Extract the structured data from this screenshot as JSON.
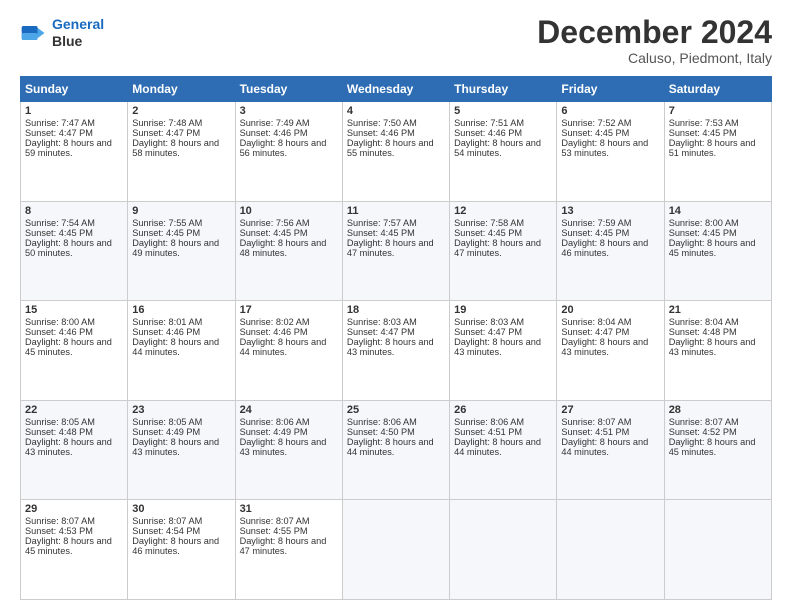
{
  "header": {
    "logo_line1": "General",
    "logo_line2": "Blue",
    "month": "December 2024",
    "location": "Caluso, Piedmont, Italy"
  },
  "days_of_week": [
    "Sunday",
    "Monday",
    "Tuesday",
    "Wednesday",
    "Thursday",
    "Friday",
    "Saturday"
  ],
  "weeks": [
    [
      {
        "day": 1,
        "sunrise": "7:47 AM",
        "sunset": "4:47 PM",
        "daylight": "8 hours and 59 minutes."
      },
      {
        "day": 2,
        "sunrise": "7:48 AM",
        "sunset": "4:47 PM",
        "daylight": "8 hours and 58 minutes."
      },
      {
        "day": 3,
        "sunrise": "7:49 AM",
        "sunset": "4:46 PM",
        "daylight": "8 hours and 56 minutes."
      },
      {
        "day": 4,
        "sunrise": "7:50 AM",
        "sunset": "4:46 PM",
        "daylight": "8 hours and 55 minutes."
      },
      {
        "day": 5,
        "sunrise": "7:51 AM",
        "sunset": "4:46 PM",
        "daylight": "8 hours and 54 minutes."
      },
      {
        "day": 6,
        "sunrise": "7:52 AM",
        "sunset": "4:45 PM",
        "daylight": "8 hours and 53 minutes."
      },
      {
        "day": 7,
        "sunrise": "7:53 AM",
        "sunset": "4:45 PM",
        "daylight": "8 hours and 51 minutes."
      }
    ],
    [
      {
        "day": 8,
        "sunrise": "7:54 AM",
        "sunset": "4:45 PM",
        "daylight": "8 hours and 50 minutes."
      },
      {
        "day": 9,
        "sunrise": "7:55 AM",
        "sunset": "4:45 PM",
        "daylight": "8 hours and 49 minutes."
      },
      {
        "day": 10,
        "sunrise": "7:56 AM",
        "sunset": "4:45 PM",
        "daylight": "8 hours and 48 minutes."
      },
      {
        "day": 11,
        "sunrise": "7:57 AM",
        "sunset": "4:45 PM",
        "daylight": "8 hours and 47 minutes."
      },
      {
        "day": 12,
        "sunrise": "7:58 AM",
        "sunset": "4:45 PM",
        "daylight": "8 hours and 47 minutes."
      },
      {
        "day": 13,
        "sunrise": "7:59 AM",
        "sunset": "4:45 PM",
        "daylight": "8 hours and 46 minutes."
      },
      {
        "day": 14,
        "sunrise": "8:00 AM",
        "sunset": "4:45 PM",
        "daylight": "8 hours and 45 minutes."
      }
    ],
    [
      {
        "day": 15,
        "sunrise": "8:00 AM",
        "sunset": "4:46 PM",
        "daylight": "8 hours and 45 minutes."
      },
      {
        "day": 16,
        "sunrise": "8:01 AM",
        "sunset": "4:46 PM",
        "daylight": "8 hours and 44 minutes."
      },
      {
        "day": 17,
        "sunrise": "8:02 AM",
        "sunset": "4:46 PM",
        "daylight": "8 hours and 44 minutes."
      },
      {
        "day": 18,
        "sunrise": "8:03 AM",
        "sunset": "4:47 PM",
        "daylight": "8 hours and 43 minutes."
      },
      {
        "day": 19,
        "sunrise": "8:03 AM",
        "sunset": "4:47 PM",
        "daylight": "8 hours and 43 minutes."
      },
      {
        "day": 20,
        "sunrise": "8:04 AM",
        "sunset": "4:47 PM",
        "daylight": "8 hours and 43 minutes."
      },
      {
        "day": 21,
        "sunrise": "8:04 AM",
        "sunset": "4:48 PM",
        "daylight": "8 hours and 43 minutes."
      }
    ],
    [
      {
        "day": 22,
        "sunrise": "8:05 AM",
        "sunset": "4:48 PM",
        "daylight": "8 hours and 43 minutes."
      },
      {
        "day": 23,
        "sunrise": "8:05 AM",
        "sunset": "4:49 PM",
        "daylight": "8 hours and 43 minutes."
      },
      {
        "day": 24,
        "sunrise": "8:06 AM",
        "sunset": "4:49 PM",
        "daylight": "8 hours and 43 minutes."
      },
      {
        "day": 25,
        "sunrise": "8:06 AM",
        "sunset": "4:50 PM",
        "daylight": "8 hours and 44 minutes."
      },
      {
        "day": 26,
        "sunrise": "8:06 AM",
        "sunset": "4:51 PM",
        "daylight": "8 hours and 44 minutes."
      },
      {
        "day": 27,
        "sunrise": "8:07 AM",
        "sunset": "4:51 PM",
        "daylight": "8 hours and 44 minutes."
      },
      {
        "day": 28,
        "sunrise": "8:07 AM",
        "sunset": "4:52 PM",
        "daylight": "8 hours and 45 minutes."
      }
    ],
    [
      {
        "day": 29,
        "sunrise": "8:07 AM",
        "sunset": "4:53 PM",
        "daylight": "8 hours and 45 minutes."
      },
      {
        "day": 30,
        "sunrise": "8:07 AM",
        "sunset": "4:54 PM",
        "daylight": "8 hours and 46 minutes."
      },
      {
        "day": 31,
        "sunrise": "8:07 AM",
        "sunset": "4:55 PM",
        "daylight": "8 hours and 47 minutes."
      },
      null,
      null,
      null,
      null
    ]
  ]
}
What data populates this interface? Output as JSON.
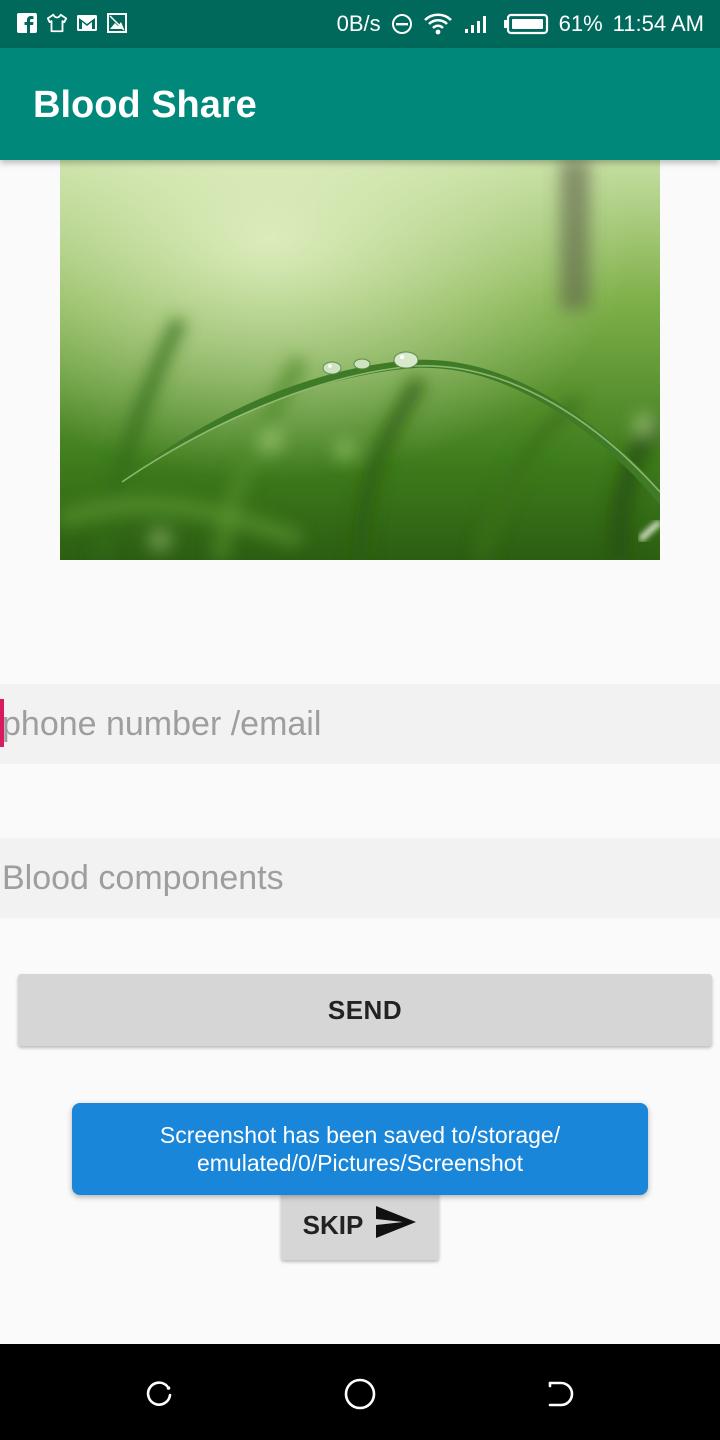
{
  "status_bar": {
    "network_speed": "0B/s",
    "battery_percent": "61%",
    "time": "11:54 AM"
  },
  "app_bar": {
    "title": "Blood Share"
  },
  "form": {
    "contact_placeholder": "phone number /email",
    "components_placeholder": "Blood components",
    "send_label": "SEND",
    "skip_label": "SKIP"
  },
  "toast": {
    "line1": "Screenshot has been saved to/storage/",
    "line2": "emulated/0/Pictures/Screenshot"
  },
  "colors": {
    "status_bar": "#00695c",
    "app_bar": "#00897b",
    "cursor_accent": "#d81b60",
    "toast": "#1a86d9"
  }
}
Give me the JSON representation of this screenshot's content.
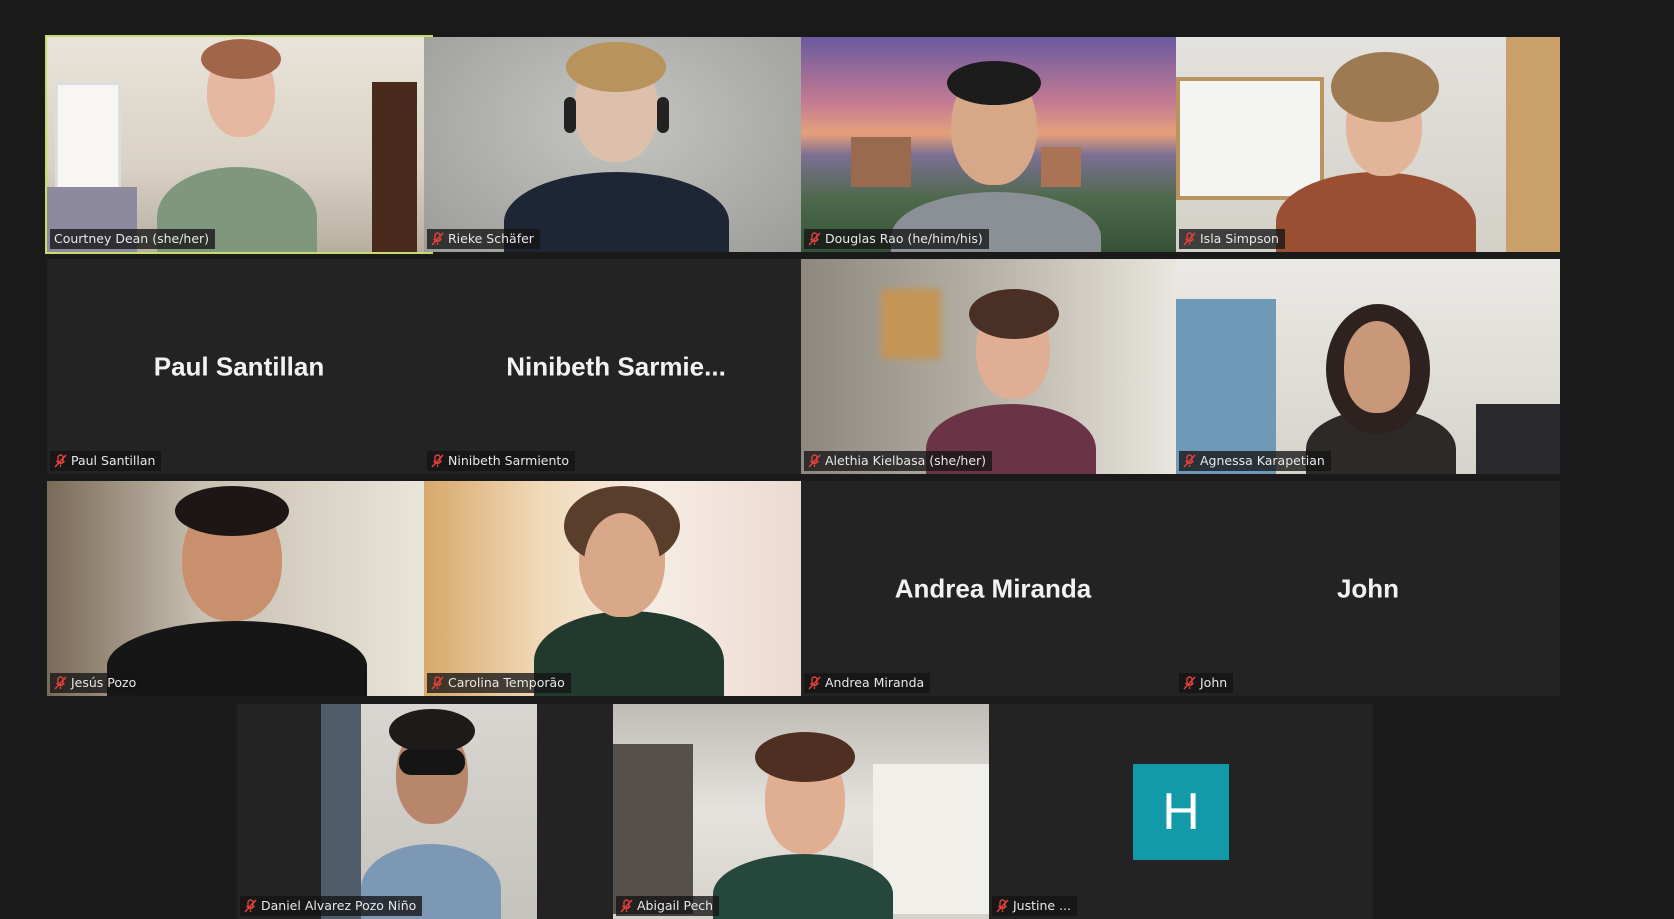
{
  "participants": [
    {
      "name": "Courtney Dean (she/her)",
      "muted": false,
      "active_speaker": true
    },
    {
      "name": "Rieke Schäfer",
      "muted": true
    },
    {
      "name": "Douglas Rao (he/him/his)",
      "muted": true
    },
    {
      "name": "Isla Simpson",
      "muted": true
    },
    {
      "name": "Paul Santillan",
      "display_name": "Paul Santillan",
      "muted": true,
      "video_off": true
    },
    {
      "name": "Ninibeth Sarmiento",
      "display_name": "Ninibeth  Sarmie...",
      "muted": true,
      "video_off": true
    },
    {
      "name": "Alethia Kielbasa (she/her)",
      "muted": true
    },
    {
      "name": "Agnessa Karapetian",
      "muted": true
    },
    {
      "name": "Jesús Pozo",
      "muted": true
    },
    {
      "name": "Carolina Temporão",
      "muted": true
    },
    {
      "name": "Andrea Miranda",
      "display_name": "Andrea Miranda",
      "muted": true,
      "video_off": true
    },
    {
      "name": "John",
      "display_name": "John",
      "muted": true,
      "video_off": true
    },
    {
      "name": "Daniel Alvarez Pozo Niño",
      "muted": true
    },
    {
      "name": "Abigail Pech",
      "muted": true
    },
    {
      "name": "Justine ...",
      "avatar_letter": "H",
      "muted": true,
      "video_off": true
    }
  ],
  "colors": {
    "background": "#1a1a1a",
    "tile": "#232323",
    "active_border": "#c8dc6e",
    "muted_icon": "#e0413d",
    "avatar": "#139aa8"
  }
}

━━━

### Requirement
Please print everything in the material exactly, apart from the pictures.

### Answer box
Extract the structured data from this screenshot as JSON.
{
  "header": {
    "logo_line1": "General",
    "logo_line2": "Blue",
    "month": "December 2024",
    "location": "Caluso, Piedmont, Italy"
  },
  "days_of_week": [
    "Sunday",
    "Monday",
    "Tuesday",
    "Wednesday",
    "Thursday",
    "Friday",
    "Saturday"
  ],
  "weeks": [
    [
      {
        "day": 1,
        "sunrise": "7:47 AM",
        "sunset": "4:47 PM",
        "daylight": "8 hours and 59 minutes."
      },
      {
        "day": 2,
        "sunrise": "7:48 AM",
        "sunset": "4:47 PM",
        "daylight": "8 hours and 58 minutes."
      },
      {
        "day": 3,
        "sunrise": "7:49 AM",
        "sunset": "4:46 PM",
        "daylight": "8 hours and 56 minutes."
      },
      {
        "day": 4,
        "sunrise": "7:50 AM",
        "sunset": "4:46 PM",
        "daylight": "8 hours and 55 minutes."
      },
      {
        "day": 5,
        "sunrise": "7:51 AM",
        "sunset": "4:46 PM",
        "daylight": "8 hours and 54 minutes."
      },
      {
        "day": 6,
        "sunrise": "7:52 AM",
        "sunset": "4:45 PM",
        "daylight": "8 hours and 53 minutes."
      },
      {
        "day": 7,
        "sunrise": "7:53 AM",
        "sunset": "4:45 PM",
        "daylight": "8 hours and 51 minutes."
      }
    ],
    [
      {
        "day": 8,
        "sunrise": "7:54 AM",
        "sunset": "4:45 PM",
        "daylight": "8 hours and 50 minutes."
      },
      {
        "day": 9,
        "sunrise": "7:55 AM",
        "sunset": "4:45 PM",
        "daylight": "8 hours and 49 minutes."
      },
      {
        "day": 10,
        "sunrise": "7:56 AM",
        "sunset": "4:45 PM",
        "daylight": "8 hours and 48 minutes."
      },
      {
        "day": 11,
        "sunrise": "7:57 AM",
        "sunset": "4:45 PM",
        "daylight": "8 hours and 47 minutes."
      },
      {
        "day": 12,
        "sunrise": "7:58 AM",
        "sunset": "4:45 PM",
        "daylight": "8 hours and 47 minutes."
      },
      {
        "day": 13,
        "sunrise": "7:59 AM",
        "sunset": "4:45 PM",
        "daylight": "8 hours and 46 minutes."
      },
      {
        "day": 14,
        "sunrise": "8:00 AM",
        "sunset": "4:45 PM",
        "daylight": "8 hours and 45 minutes."
      }
    ],
    [
      {
        "day": 15,
        "sunrise": "8:00 AM",
        "sunset": "4:46 PM",
        "daylight": "8 hours and 45 minutes."
      },
      {
        "day": 16,
        "sunrise": "8:01 AM",
        "sunset": "4:46 PM",
        "daylight": "8 hours and 44 minutes."
      },
      {
        "day": 17,
        "sunrise": "8:02 AM",
        "sunset": "4:46 PM",
        "daylight": "8 hours and 44 minutes."
      },
      {
        "day": 18,
        "sunrise": "8:03 AM",
        "sunset": "4:47 PM",
        "daylight": "8 hours and 43 minutes."
      },
      {
        "day": 19,
        "sunrise": "8:03 AM",
        "sunset": "4:47 PM",
        "daylight": "8 hours and 43 minutes."
      },
      {
        "day": 20,
        "sunrise": "8:04 AM",
        "sunset": "4:47 PM",
        "daylight": "8 hours and 43 minutes."
      },
      {
        "day": 21,
        "sunrise": "8:04 AM",
        "sunset": "4:48 PM",
        "daylight": "8 hours and 43 minutes."
      }
    ],
    [
      {
        "day": 22,
        "sunrise": "8:05 AM",
        "sunset": "4:48 PM",
        "daylight": "8 hours and 43 minutes."
      },
      {
        "day": 23,
        "sunrise": "8:05 AM",
        "sunset": "4:49 PM",
        "daylight": "8 hours and 43 minutes."
      },
      {
        "day": 24,
        "sunrise": "8:06 AM",
        "sunset": "4:49 PM",
        "daylight": "8 hours and 43 minutes."
      },
      {
        "day": 25,
        "sunrise": "8:06 AM",
        "sunset": "4:50 PM",
        "daylight": "8 hours and 44 minutes."
      },
      {
        "day": 26,
        "sunrise": "8:06 AM",
        "sunset": "4:51 PM",
        "daylight": "8 hours and 44 minutes."
      },
      {
        "day": 27,
        "sunrise": "8:07 AM",
        "sunset": "4:51 PM",
        "daylight": "8 hours and 44 minutes."
      },
      {
        "day": 28,
        "sunrise": "8:07 AM",
        "sunset": "4:52 PM",
        "daylight": "8 hours and 45 minutes."
      }
    ],
    [
      {
        "day": 29,
        "sunrise": "8:07 AM",
        "sunset": "4:53 PM",
        "daylight": "8 hours and 45 minutes."
      },
      {
        "day": 30,
        "sunrise": "8:07 AM",
        "sunset": "4:54 PM",
        "daylight": "8 hours and 46 minutes."
      },
      {
        "day": 31,
        "sunrise": "8:07 AM",
        "sunset": "4:55 PM",
        "daylight": "8 hours and 47 minutes."
      },
      null,
      null,
      null,
      null
    ]
  ]
}
What data populates this interface? Output as JSON.
{
  "status_bar": {
    "network_speed": "0B/s",
    "battery_percent": "61%",
    "time": "11:54 AM"
  },
  "app_bar": {
    "title": "Blood Share"
  },
  "form": {
    "contact_placeholder": "phone number /email",
    "components_placeholder": "Blood components",
    "send_label": "SEND",
    "skip_label": "SKIP"
  },
  "toast": {
    "line1": "Screenshot has been saved to/storage/",
    "line2": "emulated/0/Pictures/Screenshot"
  },
  "colors": {
    "status_bar": "#00695c",
    "app_bar": "#00897b",
    "cursor_accent": "#d81b60",
    "toast": "#1a86d9"
  }
}
Give me the JSON representation of this screenshot's content.
{
  "participants": [
    {
      "name": "Courtney Dean (she/her)",
      "muted": false,
      "active_speaker": true
    },
    {
      "name": "Rieke Schäfer",
      "muted": true
    },
    {
      "name": "Douglas Rao (he/him/his)",
      "muted": true
    },
    {
      "name": "Isla Simpson",
      "muted": true
    },
    {
      "name": "Paul Santillan",
      "display_name": "Paul Santillan",
      "muted": true,
      "video_off": true
    },
    {
      "name": "Ninibeth Sarmiento",
      "display_name": "Ninibeth  Sarmie...",
      "muted": true,
      "video_off": true
    },
    {
      "name": "Alethia Kielbasa (she/her)",
      "muted": true
    },
    {
      "name": "Agnessa Karapetian",
      "muted": true
    },
    {
      "name": "Jesús Pozo",
      "muted": true
    },
    {
      "name": "Carolina Temporão",
      "muted": true
    },
    {
      "name": "Andrea Miranda",
      "display_name": "Andrea Miranda",
      "muted": true,
      "video_off": true
    },
    {
      "name": "John",
      "display_name": "John",
      "muted": true,
      "video_off": true
    },
    {
      "name": "Daniel Alvarez Pozo Niño",
      "muted": true
    },
    {
      "name": "Abigail Pech",
      "muted": true
    },
    {
      "name": "Justine ...",
      "avatar_letter": "H",
      "muted": true,
      "video_off": true
    }
  ],
  "colors": {
    "background": "#1a1a1a",
    "tile": "#232323",
    "active_border": "#c8dc6e",
    "muted_icon": "#e0413d",
    "avatar": "#139aa8"
  }
}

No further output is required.